Why can’t a cute but sad business mogul fall in love with me on the train? Why can’t someone sing for me at the airport while the security holds him at gunpoint?

Bollywood has considerably reduced its production of romantic comedies since 2015. Netflix has filled some of the voids with English and Korean rom-coms but the Hindi-language ones have been few and far in-between.

Slowly lingering gazes, happily-ever-afters, love ballads, slowly letting go of your lover’s hand and palat being an indicator of your unrequited love – romantic comedies in the 90s and 2010s were extremely comfortable, a staple of pop culture and feel-good cinema. They catapulted the careers of actors like Imran Khan, Siddarth Malhotra and Preity Zinta. 


Even ace filmmaker Zoya Akhtar commented about love and Indian society at the trailer launch of Lust Stories

“Love is still a taboo in our culture. We’re still not completely allowed to have love marriages, there are restrictions on dating. Your parents still decide who you get to spend the rest of your life with. The ultimate fantasy in India is to see a boy or girl fall in love and end up happily, no matter what sort of opposition happens in their life. Love stories will always be big in our films, till our culture changes.”

-Zoya Akhtar, Filmmaker

However, the Hindi film industry went through somewhat of a transition period in 2017 with small budget, small-town movies making a big impact. We saw the careers of Vicky Kaushal and Ayushmann Khurrana grow tremendously.

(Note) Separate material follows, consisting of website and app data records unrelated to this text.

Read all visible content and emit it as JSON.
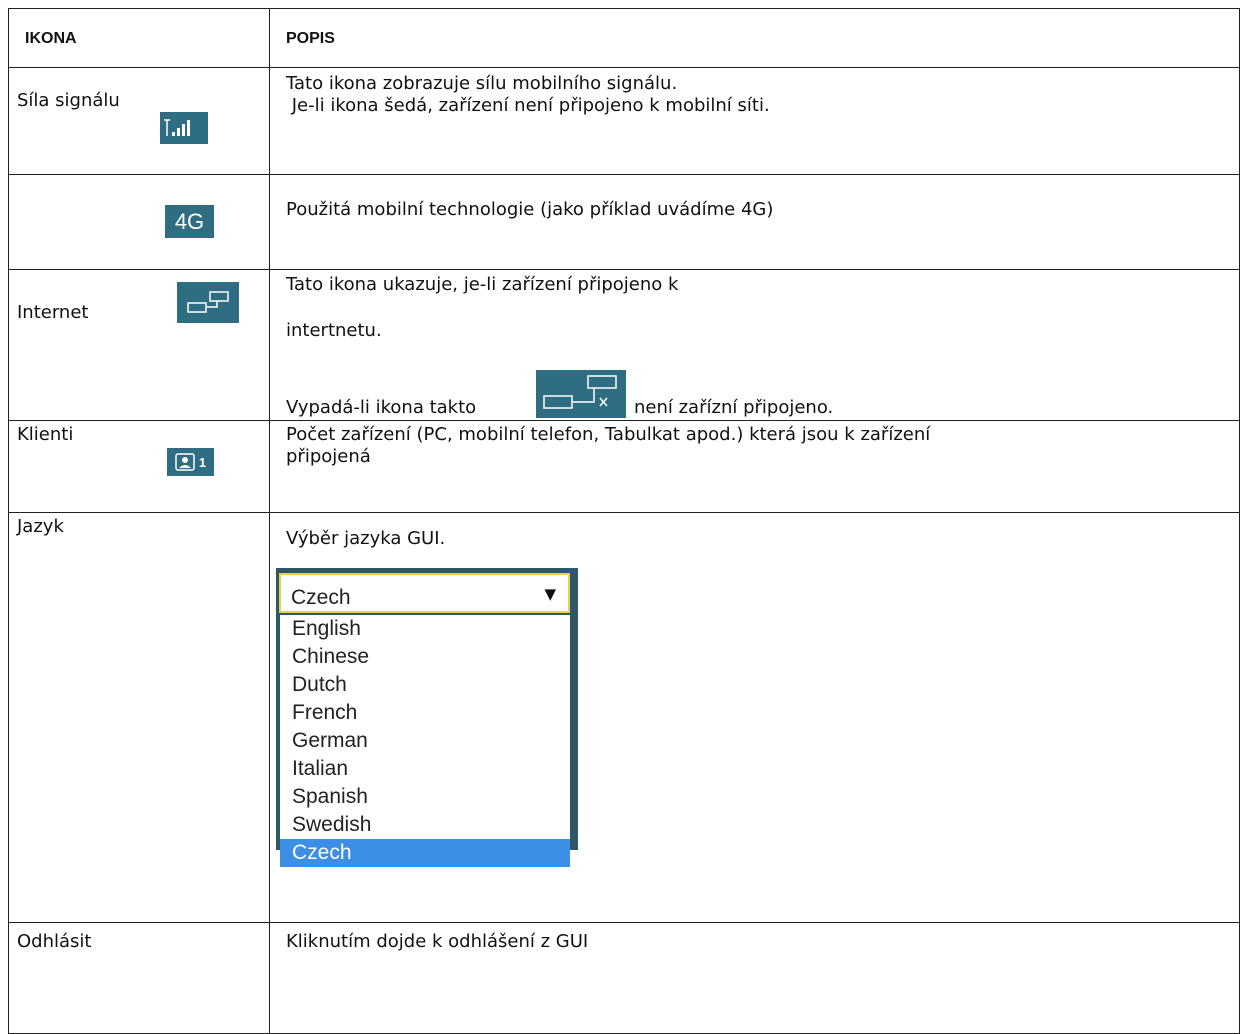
{
  "header": {
    "icon_col": "IKONA",
    "desc_col": "POPIS"
  },
  "rows": {
    "signal": {
      "label": "Síla signálu",
      "desc_line1": "Tato ikona zobrazuje sílu mobilního signálu.",
      "desc_line2": " Je-li ikona šedá, zařízení není připojeno k mobilní síti."
    },
    "tech": {
      "icon_text": "4G",
      "desc": "Použitá mobilní technologie (jako příklad uvádíme 4G)"
    },
    "internet": {
      "label": "Internet",
      "desc_line1": "Tato ikona ukazuje, je-li zařízení připojeno k",
      "desc_line2": "intertnetu.",
      "desc_line3_before": "Vypadá-li ikona takto",
      "desc_line3_after": "není zařízní připojeno."
    },
    "clients": {
      "label": "Klienti",
      "icon_count": "1",
      "desc_line1": "Počet zařízení (PC, mobilní telefon, Tabulkat apod.) která jsou k zařízení",
      "desc_line2": "připojená"
    },
    "language": {
      "label": "Jazyk",
      "desc": "Výběr jazyka GUI.",
      "selected": "Czech",
      "options": [
        "English",
        "Chinese",
        "Dutch",
        "French",
        "German",
        "Italian",
        "Spanish",
        "Swedish",
        "Czech"
      ]
    },
    "logout": {
      "label": "Odhlásit",
      "desc": "Kliknutím dojde k odhlášení z GUI"
    }
  },
  "colors": {
    "icon_bg": "#2f6e82",
    "dropdown_bg": "#2e5866",
    "selected_option": "#3c8fe5"
  }
}
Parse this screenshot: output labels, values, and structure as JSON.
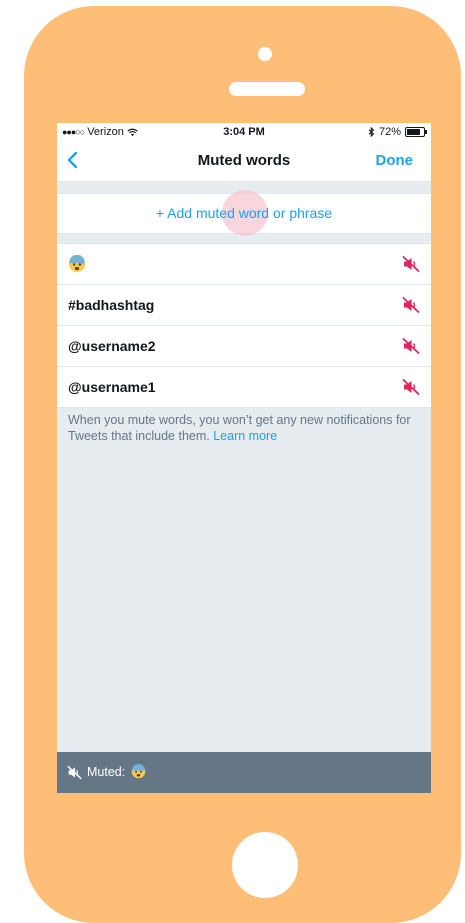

But…it didn’t really feel the same. The last “old-school” style romantic comedy was arguably Ae Dil Hai Mushkil and Love Aaj Kal 2. The former fell into tired tropes and melodrama while the latter harped on to nostalgia a bit too much. Putting rotten snacks in a decorated box is not as innovative, Imitiaz sir.

And that is the change: the audience. Gone are the days when only Bollywood impacted the masses. Now, given the rise of the internet and OTT platforms, the audience has been exposed to international cinema, regional cinema, TV shows, books and even indie cinema like never before. The masses are tired of yet another story about generic heterosexual couples.

While LGBTQIA+ audiences have been celebrating queer rom-coms like Shubh Mangal Zyada Savdhaan and Badhaai Do, perhaps it is not enough anymore.

The Free Press Journal

The tropes are also too old for audiences today- the romanticised stalking, knight in shining armour, girlfriend being the unpaid therapist, etc. Nobody wants to be Tara, Preety, or Anjali, audiences know that women in cinema deserve better than just being a plus one in a man’s identity quest. Women-centric cinema is steering away from relying heavily on finding love and focusing more on one’s personal growth.


Never before would we have access to indie filmmakers like Siddhartha Bedi (Sidling and Sibling) and Anureet Watta (Kinaara) through social media platforms. There is love, yes, but of different forms- the love between siblings and queer love torn by the Radcliffe Line. 


We have seen the rise of movie critics that don’t follow the conventional routes. With the emergence of Instagram pages and platforms that offer a chance to discuss movies and not just criticize them, movie critiquing and appreciation have become more accessible. Hence, the increased criticism of older romantic comedies for their problematic tropes and of the few new ones trying to be progressive. This awareness has made the industry aware of what sells, and a simple love story is not one of them. While everyone wants to watch Murad’s career and life, nobody wants just the story of Murad and Safeena anymore. 

The Wire

Unless there are no innovative or unexplored aspects and perhaps a socially aware lens, the audiences do not want to watch it. The genre is not dead but is certainly no longer the predominant ruler at the box office. So, the next time you’re rewatching Hasee Toh Phasee or looking for your Geet moment on a train, think of the sheer cultural impact of love stories written for escapism.


I’m still salty about Imran Khan quitting Bollywood, though. Jai Singh Rathore, come back!